The book is divided into five sections, the first being a short introduction to the philosophy by Sheilagh herself, entitled Miasms, Philosophy and Practice. The remaining four are dedicated to Psora, Syphilis, Sycosis and the Tubercular miasm respectively. Each section contains the main characteristics of each miasm, some cases, materia medica and remedy relationships, interspersed with Sheilagh's discussion of the philosophy, which she supports with many carefully chosen quotes from the classical archives. However, one has to go to the contents page at the beginning to understand this structure, as in the body of text one page simply follows the other. There are some inconsistencies between the sections too, for example Tuberculinum is discussed in great depth, yet the other nosodes belonging to each miasm aren't (apart from Psorinum, which gets a mention in the tubercular section).

The cases are brief and reduced to their characteristic components. Not embellished by mental/emotional distractions, they simply serve as illustrations of philosophyand miasm correspondingly. Sheilagh is one of the few practitioners who work authentically with the concept of relationship-of-remedies. Her graphs are interesting, although she does not state her sources for these. Knowing of her wealth of knowledge and experience in this area,

I am sure there would have been much appreciation of her expanding further on this subject.

But now to a point which I find actually quite controversial. Sheilagh writes: "Through my own investigations and study and through discussions with numerous Jewish scholars, I am of the opinion that Hahnemann may have been a Jew. Homoeopathic principles are elucidated in their entirety in the book Likutei Amarim - Tanya..." This to me is a fantastic claim, especially since she does not elaborate on this any further!
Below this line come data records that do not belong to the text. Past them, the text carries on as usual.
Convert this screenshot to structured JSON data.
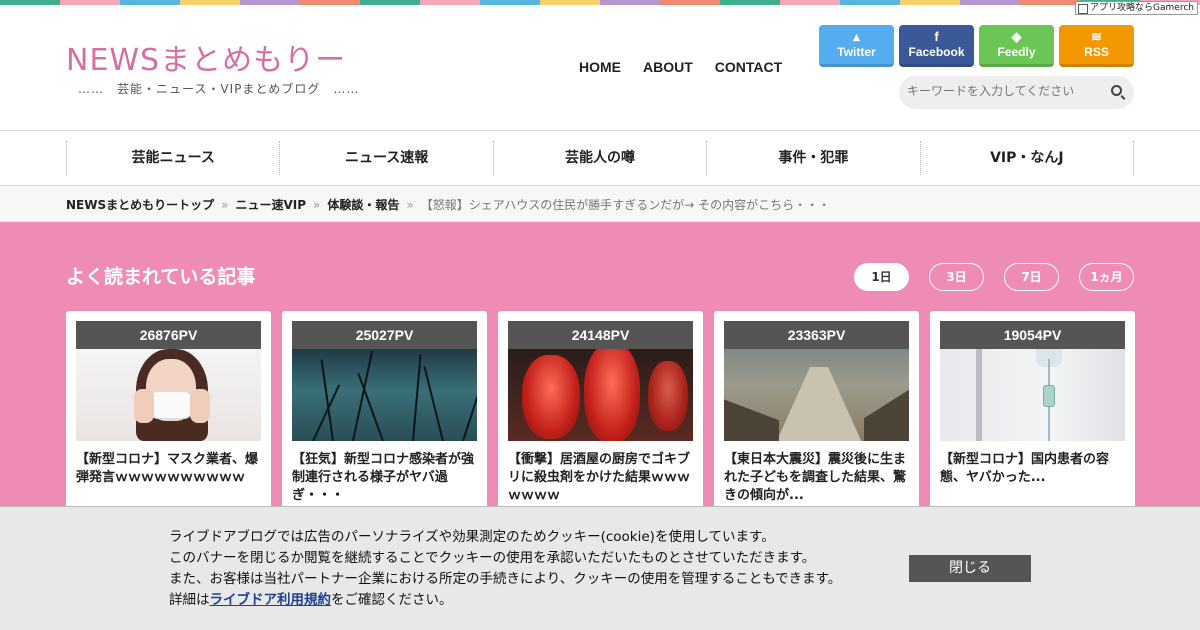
{
  "topbar_colors": [
    "#3fae8c",
    "#f4a7b9",
    "#57b6e0",
    "#f5d26b",
    "#b395cf",
    "#f08a72",
    "#3fae8c",
    "#f4a7b9",
    "#57b6e0",
    "#f5d26b",
    "#b395cf",
    "#f08a72",
    "#3fae8c",
    "#f4a7b9",
    "#57b6e0",
    "#f5d26b",
    "#b395cf",
    "#f08a72",
    "#3fae8c",
    "#f4a7b9"
  ],
  "gamerch": "アプリ攻略ならGamerch",
  "site": {
    "logo": "NEWSまとめもりー",
    "tagline": "……　芸能・ニュース・VIPまとめブログ　……"
  },
  "nav": [
    "HOME",
    "ABOUT",
    "CONTACT"
  ],
  "social": [
    {
      "label": "Twitter",
      "icon": "twitter-bird-icon",
      "glyph": "🐦",
      "color": "#55acee"
    },
    {
      "label": "Facebook",
      "icon": "facebook-f-icon",
      "glyph": "f",
      "color": "#3b5998"
    },
    {
      "label": "Feedly",
      "icon": "feedly-icon",
      "glyph": "◈",
      "color": "#6cc655"
    },
    {
      "label": "RSS",
      "icon": "rss-icon",
      "glyph": "◠",
      "color": "#f39800"
    }
  ],
  "search": {
    "placeholder": "キーワードを入力してください",
    "icon": "search-icon"
  },
  "categories": [
    "芸能ニュース",
    "ニュース速報",
    "芸能人の噂",
    "事件・犯罪",
    "VIP・なんJ"
  ],
  "breadcrumb": {
    "items": [
      "NEWSまとめもりートップ",
      "ニュー速VIP",
      "体験談・報告"
    ],
    "current": "【怒報】シェアハウスの住民が勝手すぎるンだが→ その内容がこちら・・・",
    "separator": "»"
  },
  "popular": {
    "title": "よく読まれている記事",
    "periods": [
      "1日",
      "3日",
      "7日",
      "1ヵ月"
    ],
    "active_period": 0,
    "cards": [
      {
        "pv": "26876PV",
        "title": "【新型コロナ】マスク業者、爆弾発言ｗｗｗｗｗｗｗｗｗｗ"
      },
      {
        "pv": "25027PV",
        "title": "【狂気】新型コロナ感染者が強制連行される様子がヤバ過ぎ・・・"
      },
      {
        "pv": "24148PV",
        "title": "【衝撃】居酒屋の厨房でゴキブリに殺虫剤をかけた結果ｗｗｗｗｗｗｗ"
      },
      {
        "pv": "23363PV",
        "title": "【東日本大震災】震災後に生まれた子どもを調査した結果、驚きの傾向が..."
      },
      {
        "pv": "19054PV",
        "title": "【新型コロナ】国内患者の容態、ヤバかった..."
      }
    ]
  },
  "cookie": {
    "line1": "ライブドアブログでは広告のパーソナライズや効果測定のためクッキー(cookie)を使用しています。",
    "line2": "このバナーを閉じるか閲覧を継続することでクッキーの使用を承認いただいたものとさせていただきます。",
    "line3": "また、お客様は当社パートナー企業における所定の手続きにより、クッキーの使用を管理することもできます。",
    "line4_prefix": "詳細は",
    "link": "ライブドア利用規約",
    "line4_suffix": "をご確認ください。",
    "close": "閉じる"
  }
}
The Tanya, first published in 1797, was written by Rabbi Schneur Zlaman of Liadi, who founded the Chabad-Lubavitch Hassidic movement. This incredibly deep and complex philosophy belonging to a branch of Jewish mysticism, based on the Kabbalah was meant to help the individual to deepen their understanding of spiritual issues and to apply them to daily life. I don't think it is likely that Hahnemann had studied this text (the complete work was published in parts over many years), but to claim that the source of Hahnemann's homeopathic principles are specifically explained by this book and that he may therefore have been a Jew is simply outrageous. Of course our philosophy is mirrored in the Kabbalah, but we could refer to many other traditions, for example the perennial philosophy of the hermetic principles, an idea which has already been suggested by some of our authors, including Peter Gienow [1], Misha Norland [2] and others.
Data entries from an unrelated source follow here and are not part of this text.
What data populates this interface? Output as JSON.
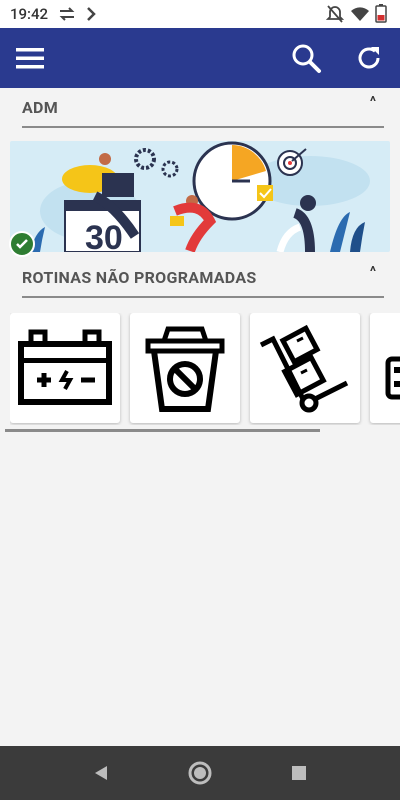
{
  "status_bar": {
    "time": "19:42"
  },
  "sections": [
    {
      "title": "ADM",
      "chevron": "^"
    },
    {
      "title": "ROTINAS NÃO PROGRAMADAS",
      "chevron": "^"
    }
  ],
  "cards": [
    {
      "icon": "battery-icon"
    },
    {
      "icon": "no-trash-icon"
    },
    {
      "icon": "hand-truck-icon"
    },
    {
      "icon": "partial-card-icon"
    }
  ],
  "colors": {
    "app_bar": "#2a3a8f",
    "nav_bar": "#3b3b3b",
    "badge": "#2e7d32"
  }
}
I do find that Sheilagh does not clearly differentiate between Hahnemann's and Kent's philosophy in her introduction generally. In my opinion it is more appropriate to refer to the Kabbalah when discussing Swedenborg and Kent. Hahnemann did not share the same vocabulary in terms of hierarchy, degrees, intelligence, simple substance etc. In my mind this topic should have been left to another book entirely! (I would also like to refer to Robert jutte's biography of Hahnemann, quoting Hahnemann's entry into the register of the Freemasons of Hermannstadt on October 16th, 1777 as "religion: protestant") [3].

In the end, Sheilagh's undeniable experience stands out and there are many gems to value, especially her philosophical comments. The book takes you back to philosophic basics, exemplified by key charac teristics of a number of remedies. Therefore, it should be of interest to both serious student and practitioner of traditional classical homeopathy alike.

References
1 Gienow P. Miasmatische Schriftenreihe Nr 1. Die hermetischen Gesetze als Grundlagen der Homoopathie. Buchendorf: Verlag Peter Irl, 2005
2 Norland M. Signatures, Miasms, Aids. Uffculme, Devon: Yondercott Press, 2003
3 Jiitte R. Samuel Hahnemann. Begriinder der Homoopathie. Miinchen: dtv, 2005